The Joining Force Alliance, a coalition of six large organisations focusing on children’s rights, issued a report yesterday praising Cambodia’s achievements in defending children’s rights over the past three decades.
The report, entitled Unlocking Cambodia’s Future, said Cambodia was able to address many issues surrounding children’s rights in just 30 years, while it took up to a century for many other nations to accomplish the same.
It said Cambodia has been able to develop its health sector, create a more resilient workforce, grow the economy and reduce poverty.
The report presents six priority initiatives needed for investment in child rights.
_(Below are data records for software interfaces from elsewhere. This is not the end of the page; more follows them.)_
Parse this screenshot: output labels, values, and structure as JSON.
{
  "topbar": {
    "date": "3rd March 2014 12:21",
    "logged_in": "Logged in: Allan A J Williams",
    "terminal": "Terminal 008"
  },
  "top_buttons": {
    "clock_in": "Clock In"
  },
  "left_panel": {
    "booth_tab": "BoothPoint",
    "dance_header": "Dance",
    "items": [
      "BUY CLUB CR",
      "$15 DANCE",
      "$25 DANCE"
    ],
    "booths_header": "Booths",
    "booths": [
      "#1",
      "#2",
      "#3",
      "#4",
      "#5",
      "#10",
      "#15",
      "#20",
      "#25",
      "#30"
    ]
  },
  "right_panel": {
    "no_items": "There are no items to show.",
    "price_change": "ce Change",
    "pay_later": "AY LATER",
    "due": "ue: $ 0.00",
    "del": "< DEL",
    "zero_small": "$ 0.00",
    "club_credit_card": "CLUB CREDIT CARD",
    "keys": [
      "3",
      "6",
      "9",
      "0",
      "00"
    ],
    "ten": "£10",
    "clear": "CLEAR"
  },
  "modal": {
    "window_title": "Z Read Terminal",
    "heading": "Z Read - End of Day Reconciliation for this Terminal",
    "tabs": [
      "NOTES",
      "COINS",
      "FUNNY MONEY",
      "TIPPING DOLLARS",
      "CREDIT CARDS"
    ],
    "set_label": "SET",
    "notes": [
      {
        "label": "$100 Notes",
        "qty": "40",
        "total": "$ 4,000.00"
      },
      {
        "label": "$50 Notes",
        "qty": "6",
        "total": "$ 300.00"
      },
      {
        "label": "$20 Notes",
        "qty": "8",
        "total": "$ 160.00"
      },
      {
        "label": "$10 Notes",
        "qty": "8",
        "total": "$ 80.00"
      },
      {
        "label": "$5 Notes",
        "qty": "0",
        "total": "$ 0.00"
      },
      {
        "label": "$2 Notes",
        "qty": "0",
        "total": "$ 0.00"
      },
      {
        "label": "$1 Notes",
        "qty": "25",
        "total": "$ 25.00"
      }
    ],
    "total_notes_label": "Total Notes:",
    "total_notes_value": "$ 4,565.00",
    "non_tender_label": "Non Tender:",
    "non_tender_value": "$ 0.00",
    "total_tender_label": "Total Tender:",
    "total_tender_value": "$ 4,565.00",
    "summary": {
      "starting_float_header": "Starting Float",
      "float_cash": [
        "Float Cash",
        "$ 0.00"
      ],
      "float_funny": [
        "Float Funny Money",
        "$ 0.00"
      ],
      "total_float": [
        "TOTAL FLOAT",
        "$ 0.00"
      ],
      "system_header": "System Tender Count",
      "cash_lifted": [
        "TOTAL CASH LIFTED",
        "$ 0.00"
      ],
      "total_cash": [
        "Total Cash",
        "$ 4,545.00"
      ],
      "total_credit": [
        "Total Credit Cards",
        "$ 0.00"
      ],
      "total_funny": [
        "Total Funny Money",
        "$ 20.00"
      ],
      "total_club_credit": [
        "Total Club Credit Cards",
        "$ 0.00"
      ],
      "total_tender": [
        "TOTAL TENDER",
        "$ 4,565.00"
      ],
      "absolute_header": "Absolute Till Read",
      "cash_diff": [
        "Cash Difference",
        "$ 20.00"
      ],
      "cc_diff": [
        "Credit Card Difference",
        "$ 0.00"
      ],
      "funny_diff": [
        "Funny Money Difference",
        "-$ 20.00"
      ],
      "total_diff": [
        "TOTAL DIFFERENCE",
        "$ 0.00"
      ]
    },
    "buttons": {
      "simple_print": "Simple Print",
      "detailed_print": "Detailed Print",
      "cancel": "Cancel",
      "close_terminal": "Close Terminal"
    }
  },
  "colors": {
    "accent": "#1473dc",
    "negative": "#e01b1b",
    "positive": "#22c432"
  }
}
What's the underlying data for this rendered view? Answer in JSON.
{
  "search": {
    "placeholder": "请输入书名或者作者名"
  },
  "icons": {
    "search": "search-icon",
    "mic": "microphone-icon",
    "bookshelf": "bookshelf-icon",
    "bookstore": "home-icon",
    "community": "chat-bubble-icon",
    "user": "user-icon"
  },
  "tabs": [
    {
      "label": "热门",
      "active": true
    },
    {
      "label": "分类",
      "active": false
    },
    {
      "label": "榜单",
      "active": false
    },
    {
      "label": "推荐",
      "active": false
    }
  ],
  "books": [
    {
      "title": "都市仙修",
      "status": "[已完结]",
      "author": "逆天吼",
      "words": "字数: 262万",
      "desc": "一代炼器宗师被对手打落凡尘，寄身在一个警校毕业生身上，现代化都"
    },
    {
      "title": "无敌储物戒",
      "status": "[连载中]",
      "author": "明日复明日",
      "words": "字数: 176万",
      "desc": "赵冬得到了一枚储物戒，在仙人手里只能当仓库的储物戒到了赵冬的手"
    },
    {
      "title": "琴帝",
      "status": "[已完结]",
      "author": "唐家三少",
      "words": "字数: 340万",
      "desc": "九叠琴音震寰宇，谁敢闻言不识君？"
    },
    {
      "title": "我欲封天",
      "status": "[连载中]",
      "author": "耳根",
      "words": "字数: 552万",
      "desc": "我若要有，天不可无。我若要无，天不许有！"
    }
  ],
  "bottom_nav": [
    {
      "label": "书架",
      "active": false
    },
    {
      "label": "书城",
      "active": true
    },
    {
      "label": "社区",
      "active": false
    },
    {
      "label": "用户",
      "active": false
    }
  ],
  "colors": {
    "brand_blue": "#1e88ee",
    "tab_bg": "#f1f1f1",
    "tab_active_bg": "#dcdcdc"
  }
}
They are: Improving access to quality early childhood education, combatting poor access to quality education, addressing child abuse, reducing malnutrition, improving access to drinking water, sanitation and hygiene and including children in decision-making processes.
The report said if Cambodia aims to become a high-income country by 2050, the Kingdom will need to sustain high-level economic growth for decades and children today will play a greater role tomorrow.
Daniel Selvanyagam, national director of World Vision International Cambodia and chairman of the JFA, yesterday said it is important for countries to defend children’s rights and provide opportunities for them because they are the future.
“Children need the… good nutrition, quality education, sanitation and participation to reach their full potential in life and contribute to the development of the country,” Mr Selvanyagam said. “Too many children are deprived of these rights today and it is holding back the economic and human development of the country.”
Oun Ing, a child from Ratanakiri province, yesterday said children need access to schools, good hygiene and decent living.
“Children need their right to live, study and be clean,” she said. “And stop violence against children.”
Kimthan Yi, country director of Plan International Cambodia, yesterday said migration, climate change, tourism and technology could negatively affect children.
“These things could make children vulnerable and face exploitation,” Mr Yi said. “Countries require more action and investment so children’s rights are guaranteed.”
The government in June set a goal to end child labour in the Kingdom, especially in the brick-manufacturing sector by next year.
Labour Ministry spokesman Heng Sour at the time reminded employers that the law prohibits the use of child labour.
“We will start inspecting brick manufacturing sites throughout the Kingdom from now until October to educate employers and workers on the labour laws and remind them that child labour is strictly banned,” Mr Sour said.
He said that there were 427 brick manufacturing facilities across the country and the ministry’s officials will inspect all of them to ensure no child is employed.
“We are going all out to meet our target of having no child labour in the brick manufacturing sector by 2020,” Mr Sour noted. “Those who use child labour and any person, including brick manufacturing facility owners, supervisors and parents who bring children into the production lines will be committing a serious criminal offence.”